• Try it
The answer must be every line of the data that holds the word "calendar".

Supplied records Start Marker

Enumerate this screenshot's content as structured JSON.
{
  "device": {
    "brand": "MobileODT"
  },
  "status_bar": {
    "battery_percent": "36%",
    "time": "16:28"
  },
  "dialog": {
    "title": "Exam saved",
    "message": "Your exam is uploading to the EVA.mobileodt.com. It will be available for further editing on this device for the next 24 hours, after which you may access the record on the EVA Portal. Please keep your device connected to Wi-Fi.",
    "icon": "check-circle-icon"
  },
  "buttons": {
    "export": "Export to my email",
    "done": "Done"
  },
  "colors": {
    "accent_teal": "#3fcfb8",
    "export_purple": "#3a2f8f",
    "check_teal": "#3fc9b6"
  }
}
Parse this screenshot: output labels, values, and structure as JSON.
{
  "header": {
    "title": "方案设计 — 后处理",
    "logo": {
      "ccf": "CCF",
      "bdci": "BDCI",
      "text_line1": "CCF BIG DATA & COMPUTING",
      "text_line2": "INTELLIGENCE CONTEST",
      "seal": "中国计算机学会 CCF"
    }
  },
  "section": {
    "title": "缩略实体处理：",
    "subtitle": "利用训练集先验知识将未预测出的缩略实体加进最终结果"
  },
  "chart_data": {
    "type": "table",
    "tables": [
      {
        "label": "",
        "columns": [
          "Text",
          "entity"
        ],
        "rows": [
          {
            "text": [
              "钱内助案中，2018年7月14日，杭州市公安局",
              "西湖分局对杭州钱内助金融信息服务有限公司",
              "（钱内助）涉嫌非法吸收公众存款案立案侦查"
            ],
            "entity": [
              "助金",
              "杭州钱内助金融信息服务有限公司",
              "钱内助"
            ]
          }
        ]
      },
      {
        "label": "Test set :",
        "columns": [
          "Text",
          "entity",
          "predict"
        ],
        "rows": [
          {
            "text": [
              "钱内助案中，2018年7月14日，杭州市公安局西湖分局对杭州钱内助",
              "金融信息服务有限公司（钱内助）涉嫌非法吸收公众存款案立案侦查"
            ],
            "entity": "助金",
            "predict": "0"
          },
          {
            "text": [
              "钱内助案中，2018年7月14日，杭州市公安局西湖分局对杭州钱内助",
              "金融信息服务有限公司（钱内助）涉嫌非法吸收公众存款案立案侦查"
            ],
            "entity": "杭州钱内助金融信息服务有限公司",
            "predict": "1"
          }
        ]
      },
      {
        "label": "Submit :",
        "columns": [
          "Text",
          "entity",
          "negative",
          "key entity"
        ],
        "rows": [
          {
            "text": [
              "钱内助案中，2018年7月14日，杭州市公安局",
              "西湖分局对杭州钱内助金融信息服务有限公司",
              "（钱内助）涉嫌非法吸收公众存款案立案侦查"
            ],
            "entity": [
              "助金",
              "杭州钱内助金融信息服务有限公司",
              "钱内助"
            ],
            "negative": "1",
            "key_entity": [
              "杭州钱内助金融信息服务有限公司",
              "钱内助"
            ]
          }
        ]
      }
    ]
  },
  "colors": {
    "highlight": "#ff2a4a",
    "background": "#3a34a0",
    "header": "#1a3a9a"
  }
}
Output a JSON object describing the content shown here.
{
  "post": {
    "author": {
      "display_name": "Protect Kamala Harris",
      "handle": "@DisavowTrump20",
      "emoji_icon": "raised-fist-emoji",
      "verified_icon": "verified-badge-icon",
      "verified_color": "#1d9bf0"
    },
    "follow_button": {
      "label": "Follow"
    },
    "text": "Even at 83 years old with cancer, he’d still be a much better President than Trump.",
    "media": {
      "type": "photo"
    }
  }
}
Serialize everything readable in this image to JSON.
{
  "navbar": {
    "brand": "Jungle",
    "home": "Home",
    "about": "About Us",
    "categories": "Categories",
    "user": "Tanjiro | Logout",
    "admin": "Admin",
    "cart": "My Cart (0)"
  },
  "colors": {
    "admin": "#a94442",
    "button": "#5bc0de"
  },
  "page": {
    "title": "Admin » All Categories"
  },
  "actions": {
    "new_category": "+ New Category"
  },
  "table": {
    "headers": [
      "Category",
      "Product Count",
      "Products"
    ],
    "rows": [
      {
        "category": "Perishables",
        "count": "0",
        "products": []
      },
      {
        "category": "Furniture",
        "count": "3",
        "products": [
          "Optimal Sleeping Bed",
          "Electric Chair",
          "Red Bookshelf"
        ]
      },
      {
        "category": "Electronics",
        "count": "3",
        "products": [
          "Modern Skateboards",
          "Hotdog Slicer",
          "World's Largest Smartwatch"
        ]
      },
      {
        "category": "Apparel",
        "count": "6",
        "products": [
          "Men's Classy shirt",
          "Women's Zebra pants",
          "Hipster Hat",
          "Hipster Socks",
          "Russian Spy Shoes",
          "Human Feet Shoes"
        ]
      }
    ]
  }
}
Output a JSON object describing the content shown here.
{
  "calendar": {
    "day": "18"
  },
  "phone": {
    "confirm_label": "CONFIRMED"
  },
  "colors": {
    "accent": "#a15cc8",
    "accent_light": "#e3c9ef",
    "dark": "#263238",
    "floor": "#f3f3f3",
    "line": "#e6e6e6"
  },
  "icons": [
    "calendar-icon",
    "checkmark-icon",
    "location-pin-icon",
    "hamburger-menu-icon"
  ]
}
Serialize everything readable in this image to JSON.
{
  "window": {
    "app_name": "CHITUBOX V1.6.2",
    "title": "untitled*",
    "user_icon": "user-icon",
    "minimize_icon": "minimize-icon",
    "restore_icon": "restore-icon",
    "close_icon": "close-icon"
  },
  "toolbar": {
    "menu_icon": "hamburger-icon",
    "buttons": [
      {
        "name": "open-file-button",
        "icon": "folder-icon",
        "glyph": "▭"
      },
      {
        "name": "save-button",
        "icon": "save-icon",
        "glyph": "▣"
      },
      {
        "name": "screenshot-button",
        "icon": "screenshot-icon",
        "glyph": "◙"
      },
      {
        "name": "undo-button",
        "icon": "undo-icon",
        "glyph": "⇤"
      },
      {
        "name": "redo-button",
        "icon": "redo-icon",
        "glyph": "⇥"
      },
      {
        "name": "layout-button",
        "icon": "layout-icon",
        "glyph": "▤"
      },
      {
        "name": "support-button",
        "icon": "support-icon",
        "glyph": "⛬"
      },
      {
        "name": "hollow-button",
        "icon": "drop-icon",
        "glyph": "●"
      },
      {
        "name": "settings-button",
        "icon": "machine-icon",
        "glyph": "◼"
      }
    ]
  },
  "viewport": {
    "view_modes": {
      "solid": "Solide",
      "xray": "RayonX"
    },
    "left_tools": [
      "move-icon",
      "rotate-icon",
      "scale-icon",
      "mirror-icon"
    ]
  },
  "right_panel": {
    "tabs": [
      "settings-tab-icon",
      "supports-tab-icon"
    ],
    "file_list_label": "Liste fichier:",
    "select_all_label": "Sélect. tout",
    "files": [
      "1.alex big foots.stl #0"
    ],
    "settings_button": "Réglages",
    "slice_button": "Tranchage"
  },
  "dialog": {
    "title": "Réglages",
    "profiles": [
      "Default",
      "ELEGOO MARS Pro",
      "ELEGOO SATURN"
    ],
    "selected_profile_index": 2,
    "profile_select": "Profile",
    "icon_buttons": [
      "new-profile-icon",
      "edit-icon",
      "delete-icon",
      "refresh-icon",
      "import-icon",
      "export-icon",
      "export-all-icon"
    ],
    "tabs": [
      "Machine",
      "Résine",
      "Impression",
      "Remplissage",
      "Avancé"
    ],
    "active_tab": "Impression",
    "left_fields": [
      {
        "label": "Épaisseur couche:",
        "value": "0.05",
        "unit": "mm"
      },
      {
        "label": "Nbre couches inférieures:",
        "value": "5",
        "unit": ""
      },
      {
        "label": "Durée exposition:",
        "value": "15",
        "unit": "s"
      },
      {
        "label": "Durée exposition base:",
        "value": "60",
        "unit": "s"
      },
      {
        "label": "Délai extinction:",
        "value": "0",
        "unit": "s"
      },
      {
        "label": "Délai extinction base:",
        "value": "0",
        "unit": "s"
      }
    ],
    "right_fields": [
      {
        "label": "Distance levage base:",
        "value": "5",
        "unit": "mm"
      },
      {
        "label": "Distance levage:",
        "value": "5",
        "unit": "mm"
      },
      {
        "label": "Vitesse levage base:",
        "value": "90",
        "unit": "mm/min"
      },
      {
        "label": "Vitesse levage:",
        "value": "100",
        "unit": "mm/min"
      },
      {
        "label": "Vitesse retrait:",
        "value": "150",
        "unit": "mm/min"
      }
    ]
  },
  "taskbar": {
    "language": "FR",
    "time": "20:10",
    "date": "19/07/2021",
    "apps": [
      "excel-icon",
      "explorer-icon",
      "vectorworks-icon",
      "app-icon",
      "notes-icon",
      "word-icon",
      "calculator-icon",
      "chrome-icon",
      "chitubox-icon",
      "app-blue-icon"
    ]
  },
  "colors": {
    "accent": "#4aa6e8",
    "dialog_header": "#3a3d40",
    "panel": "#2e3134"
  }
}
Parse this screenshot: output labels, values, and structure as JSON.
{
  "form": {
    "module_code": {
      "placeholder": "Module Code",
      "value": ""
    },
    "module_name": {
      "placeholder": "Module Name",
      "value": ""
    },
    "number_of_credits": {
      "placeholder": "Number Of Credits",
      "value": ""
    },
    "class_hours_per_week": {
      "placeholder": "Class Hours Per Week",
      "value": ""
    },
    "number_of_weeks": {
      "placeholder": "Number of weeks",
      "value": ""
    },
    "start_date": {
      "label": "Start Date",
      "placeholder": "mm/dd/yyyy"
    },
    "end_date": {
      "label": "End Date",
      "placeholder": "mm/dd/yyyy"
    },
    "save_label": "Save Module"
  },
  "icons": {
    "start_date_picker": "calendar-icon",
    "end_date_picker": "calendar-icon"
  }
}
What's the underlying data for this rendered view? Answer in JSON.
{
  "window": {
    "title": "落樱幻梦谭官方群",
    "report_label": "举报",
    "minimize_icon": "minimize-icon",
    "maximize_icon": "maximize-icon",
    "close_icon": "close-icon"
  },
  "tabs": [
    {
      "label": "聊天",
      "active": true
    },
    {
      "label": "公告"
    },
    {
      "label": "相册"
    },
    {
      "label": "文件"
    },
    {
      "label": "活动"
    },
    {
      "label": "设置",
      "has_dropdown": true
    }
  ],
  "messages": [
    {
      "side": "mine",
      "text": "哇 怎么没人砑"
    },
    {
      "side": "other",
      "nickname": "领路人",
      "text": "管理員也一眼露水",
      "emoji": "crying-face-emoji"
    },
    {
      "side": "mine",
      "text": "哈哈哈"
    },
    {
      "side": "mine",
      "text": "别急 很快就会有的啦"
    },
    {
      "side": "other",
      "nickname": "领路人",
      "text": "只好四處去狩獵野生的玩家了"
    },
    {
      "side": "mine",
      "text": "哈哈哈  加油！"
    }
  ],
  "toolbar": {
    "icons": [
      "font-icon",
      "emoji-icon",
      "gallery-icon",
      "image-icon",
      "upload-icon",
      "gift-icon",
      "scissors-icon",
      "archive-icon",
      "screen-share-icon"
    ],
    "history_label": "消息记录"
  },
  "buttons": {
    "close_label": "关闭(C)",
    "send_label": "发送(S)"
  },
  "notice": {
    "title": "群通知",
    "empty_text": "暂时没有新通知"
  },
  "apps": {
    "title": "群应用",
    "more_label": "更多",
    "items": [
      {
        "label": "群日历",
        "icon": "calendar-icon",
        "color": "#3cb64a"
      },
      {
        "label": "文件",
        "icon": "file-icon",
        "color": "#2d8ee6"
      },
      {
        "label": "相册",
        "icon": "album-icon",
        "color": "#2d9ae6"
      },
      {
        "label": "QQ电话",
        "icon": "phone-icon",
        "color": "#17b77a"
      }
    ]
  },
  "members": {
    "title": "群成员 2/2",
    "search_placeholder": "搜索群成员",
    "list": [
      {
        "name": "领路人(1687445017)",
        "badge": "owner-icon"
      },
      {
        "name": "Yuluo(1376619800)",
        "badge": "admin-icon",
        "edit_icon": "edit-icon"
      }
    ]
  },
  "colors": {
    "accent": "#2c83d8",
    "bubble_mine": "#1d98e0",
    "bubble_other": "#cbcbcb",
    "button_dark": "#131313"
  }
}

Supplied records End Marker

• Exercise response
  "calendar": {
    "calendar-icon",
    "start_date_picker": "calendar-icon",
    "end_date_picker": "calendar-icon"
        "icon": "calendar-icon",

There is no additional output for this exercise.